Report every line of the records below that includes the string "name".

[Items from an interface collection]
== Segment start ==

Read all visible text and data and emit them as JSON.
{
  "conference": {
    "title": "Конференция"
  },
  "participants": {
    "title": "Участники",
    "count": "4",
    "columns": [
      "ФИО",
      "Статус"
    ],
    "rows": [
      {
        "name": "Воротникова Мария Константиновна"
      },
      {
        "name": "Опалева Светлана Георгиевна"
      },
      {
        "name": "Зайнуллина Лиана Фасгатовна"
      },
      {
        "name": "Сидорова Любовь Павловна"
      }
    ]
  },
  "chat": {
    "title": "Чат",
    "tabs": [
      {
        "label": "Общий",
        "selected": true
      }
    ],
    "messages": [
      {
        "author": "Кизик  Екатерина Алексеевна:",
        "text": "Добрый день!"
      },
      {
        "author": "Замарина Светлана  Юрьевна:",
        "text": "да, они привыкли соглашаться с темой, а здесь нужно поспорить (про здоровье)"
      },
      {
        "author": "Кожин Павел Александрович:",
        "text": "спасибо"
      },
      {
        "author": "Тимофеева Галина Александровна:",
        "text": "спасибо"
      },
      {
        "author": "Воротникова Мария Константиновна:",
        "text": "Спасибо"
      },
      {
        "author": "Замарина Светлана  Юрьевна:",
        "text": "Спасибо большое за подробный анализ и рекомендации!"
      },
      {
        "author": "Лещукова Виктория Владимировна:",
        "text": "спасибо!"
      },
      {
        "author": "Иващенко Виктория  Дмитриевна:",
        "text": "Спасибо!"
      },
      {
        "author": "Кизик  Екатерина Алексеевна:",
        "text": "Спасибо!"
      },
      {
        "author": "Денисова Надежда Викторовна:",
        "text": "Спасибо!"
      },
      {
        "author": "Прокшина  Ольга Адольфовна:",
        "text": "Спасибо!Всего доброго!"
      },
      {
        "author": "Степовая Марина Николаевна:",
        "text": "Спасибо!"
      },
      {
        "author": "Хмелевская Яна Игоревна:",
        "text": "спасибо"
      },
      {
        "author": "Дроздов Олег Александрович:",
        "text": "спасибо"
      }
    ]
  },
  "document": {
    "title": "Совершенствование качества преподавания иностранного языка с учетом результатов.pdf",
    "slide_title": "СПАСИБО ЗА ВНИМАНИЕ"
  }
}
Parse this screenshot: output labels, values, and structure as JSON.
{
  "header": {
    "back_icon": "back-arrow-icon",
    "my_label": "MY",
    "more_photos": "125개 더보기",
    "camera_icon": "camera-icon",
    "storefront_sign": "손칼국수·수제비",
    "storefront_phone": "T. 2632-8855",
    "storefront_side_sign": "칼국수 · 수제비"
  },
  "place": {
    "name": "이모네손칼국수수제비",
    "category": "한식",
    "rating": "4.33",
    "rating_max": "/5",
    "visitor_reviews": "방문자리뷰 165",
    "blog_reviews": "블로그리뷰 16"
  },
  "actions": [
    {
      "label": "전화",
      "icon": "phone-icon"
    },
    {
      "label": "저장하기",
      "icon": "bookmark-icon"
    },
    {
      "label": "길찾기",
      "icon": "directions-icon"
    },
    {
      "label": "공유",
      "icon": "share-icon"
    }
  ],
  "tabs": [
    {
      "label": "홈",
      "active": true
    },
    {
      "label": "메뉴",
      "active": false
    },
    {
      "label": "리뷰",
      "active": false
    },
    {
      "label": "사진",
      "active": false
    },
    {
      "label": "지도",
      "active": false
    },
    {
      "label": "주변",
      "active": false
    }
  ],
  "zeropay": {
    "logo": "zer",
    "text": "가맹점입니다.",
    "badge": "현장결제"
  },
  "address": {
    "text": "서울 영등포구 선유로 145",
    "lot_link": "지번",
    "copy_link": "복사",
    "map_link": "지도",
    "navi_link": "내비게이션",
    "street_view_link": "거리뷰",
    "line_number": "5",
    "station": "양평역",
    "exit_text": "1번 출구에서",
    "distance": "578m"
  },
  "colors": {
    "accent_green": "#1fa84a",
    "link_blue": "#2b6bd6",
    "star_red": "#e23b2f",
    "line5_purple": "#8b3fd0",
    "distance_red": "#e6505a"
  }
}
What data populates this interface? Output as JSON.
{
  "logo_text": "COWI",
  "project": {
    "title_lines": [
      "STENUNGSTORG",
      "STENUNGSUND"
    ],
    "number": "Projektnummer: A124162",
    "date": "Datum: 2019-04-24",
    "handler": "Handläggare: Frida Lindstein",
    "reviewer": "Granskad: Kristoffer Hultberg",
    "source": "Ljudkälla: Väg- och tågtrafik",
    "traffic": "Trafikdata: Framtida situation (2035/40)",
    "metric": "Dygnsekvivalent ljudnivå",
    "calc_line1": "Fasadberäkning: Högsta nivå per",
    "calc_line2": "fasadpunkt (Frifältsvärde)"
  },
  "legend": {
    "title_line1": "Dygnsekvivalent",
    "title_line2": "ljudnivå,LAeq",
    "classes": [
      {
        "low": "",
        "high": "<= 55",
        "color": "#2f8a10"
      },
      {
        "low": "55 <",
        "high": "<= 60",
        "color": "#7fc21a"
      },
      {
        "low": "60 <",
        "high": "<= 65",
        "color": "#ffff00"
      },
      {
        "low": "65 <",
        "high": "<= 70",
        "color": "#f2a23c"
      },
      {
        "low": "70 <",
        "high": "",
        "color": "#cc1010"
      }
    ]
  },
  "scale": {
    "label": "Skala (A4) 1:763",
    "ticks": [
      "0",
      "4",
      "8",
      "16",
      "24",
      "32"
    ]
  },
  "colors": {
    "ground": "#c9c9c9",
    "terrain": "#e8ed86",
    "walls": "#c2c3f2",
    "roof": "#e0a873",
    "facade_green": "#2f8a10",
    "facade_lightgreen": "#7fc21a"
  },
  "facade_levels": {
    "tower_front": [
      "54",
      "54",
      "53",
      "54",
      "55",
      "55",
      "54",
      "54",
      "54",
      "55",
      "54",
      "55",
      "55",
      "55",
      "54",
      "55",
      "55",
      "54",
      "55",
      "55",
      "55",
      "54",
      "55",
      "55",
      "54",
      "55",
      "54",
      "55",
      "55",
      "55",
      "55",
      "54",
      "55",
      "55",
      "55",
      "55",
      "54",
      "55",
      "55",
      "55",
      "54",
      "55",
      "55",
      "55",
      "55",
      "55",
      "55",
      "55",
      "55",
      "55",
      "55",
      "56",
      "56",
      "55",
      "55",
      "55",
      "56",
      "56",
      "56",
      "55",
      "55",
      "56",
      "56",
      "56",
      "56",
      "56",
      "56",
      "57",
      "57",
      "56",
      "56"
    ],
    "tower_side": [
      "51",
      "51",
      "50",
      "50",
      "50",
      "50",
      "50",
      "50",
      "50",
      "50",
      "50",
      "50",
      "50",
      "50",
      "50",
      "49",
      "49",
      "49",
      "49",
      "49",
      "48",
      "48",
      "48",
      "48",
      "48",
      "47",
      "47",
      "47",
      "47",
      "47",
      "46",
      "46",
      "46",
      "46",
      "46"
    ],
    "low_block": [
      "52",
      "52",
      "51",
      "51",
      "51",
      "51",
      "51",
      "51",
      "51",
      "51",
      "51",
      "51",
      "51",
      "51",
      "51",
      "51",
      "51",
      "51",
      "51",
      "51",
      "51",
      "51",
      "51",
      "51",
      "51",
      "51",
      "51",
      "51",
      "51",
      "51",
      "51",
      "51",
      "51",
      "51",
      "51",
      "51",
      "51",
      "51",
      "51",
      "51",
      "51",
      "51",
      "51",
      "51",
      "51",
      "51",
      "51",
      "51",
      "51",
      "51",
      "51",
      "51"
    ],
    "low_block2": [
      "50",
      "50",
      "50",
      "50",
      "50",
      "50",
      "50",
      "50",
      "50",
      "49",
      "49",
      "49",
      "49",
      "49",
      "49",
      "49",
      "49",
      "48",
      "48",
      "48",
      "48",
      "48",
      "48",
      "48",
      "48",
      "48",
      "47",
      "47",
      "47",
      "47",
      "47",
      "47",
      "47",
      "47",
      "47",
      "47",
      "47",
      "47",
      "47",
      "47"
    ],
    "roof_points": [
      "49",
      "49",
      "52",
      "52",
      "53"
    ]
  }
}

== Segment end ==

[Answer space]:
        "name": "Воротникова Мария Константиновна"
        "name": "Опалева Светлана Георгиевна"
        "name": "Зайнуллина Лиана Фасгатовна"
        "name": "Сидорова Любовь Павловна"
    "name": "이모네손칼국수수제비",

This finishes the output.